This year, DSD has moved application whitelisting to the top of the list.
According to Paller, application whitelisting has always been and will continue to be a critical measure.
"They were just afraid to put it at the top of the list at first because it scared people a little bit. But it's so much more important than the other ones that it needed to be at the top," Paller says.
DSD's updated strategies now come with the added support of defence minister Stephen Smith, who launched them last week with a poster, promotional video and catchy slogan.
"The evidence to date clearly indicates the 'Catch, Patch, Match' approach is the best way to mitigate against cyber intrusions, protect your most valuable information and enhance the resilience of your networks," Smith said.
Paller agrees. "First do the top four. When you are done doing the top four, evaluate the others," he said
Go against the flow
This is the exact opposite of what anti-virus and other malware-detection strategies try to do, which is to identify the ever-changing bad software and prevent it from running.
"[Anti-virus vendors] define new product verticals when a different kind of code that I didn't want running on my computer starts running on my computer," says Arlen.
"Is malware different from a virus? Do these things not require the same response? Don't run crap on my computer that I didn't ask to run on my computer... I look at my iPad and think 'You know what? It's kind of awesome that only a limited amount of software can run on it."

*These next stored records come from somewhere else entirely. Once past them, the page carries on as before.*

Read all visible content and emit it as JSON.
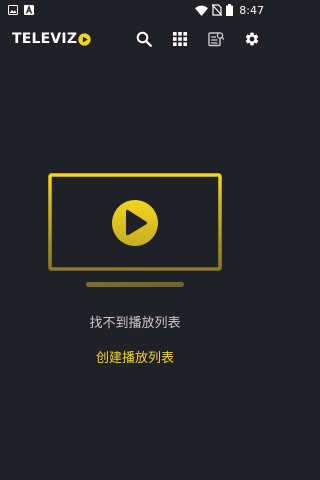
{
  "status_bar": {
    "time": "8:47",
    "icons": [
      "image-notification-icon",
      "a-notification-icon",
      "wifi-icon",
      "no-sim-icon",
      "battery-icon"
    ]
  },
  "app_bar": {
    "logo_text": "TELEVIZ",
    "actions": [
      "search-icon",
      "grid-icon",
      "epg-guide-icon",
      "settings-gear-icon"
    ]
  },
  "empty_state": {
    "message": "找不到播放列表",
    "action_label": "创建播放列表"
  },
  "colors": {
    "background": "#202126",
    "accent": "#f2d421",
    "text_secondary": "#c9c9cc",
    "text_primary": "#ffffff"
  }
}
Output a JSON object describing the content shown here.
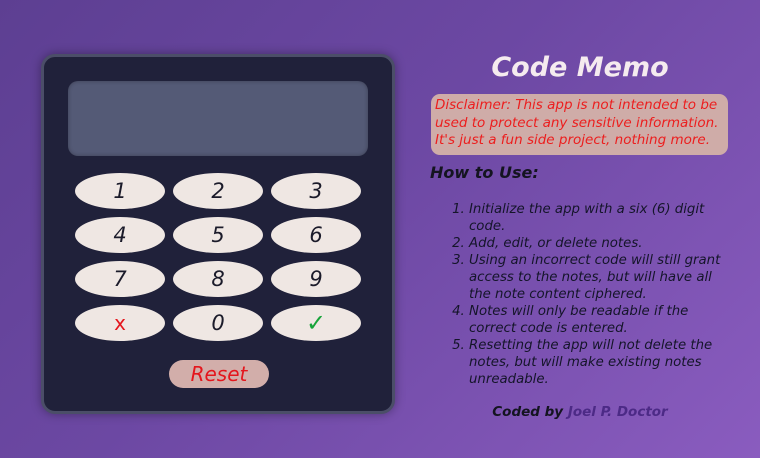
{
  "keypad": {
    "keys": [
      {
        "label": "1"
      },
      {
        "label": "2"
      },
      {
        "label": "3"
      },
      {
        "label": "4"
      },
      {
        "label": "5"
      },
      {
        "label": "6"
      },
      {
        "label": "7"
      },
      {
        "label": "8"
      },
      {
        "label": "9"
      },
      {
        "label": "x"
      },
      {
        "label": "0"
      },
      {
        "label": "✓"
      }
    ],
    "reset_label": "Reset",
    "display_value": ""
  },
  "panel": {
    "title": "Code Memo",
    "disclaimer": "Disclaimer: This app is not intended to be used to protect any sensitive information. It's just a fun side project, nothing more.",
    "how_to_title": "How to Use:",
    "steps": [
      "Initialize the app with a six (6) digit code.",
      "Add, edit, or delete notes.",
      "Using an incorrect code will still grant access to the notes, but will have all the note content ciphered.",
      "Notes will only be readable if the correct code is entered.",
      "Resetting the app will not delete the notes, but will make existing notes unreadable."
    ],
    "credit_prefix": "Coded by",
    "credit_author": "Joel P. Doctor"
  },
  "colors": {
    "background": "#6c48a3",
    "device": "#20213a",
    "screen": "#545a76",
    "key": "#efe7e3",
    "danger": "#e4161d",
    "success": "#18a43a",
    "disclaimer_bg": "#cfaca8",
    "author": "#4c2a86"
  }
}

Allowing only specific known-good software to run and banning everything else? Giving systems administrators work in such a way that it actually gets done? Five years from now we'll look back and wonder why we ever did it another way.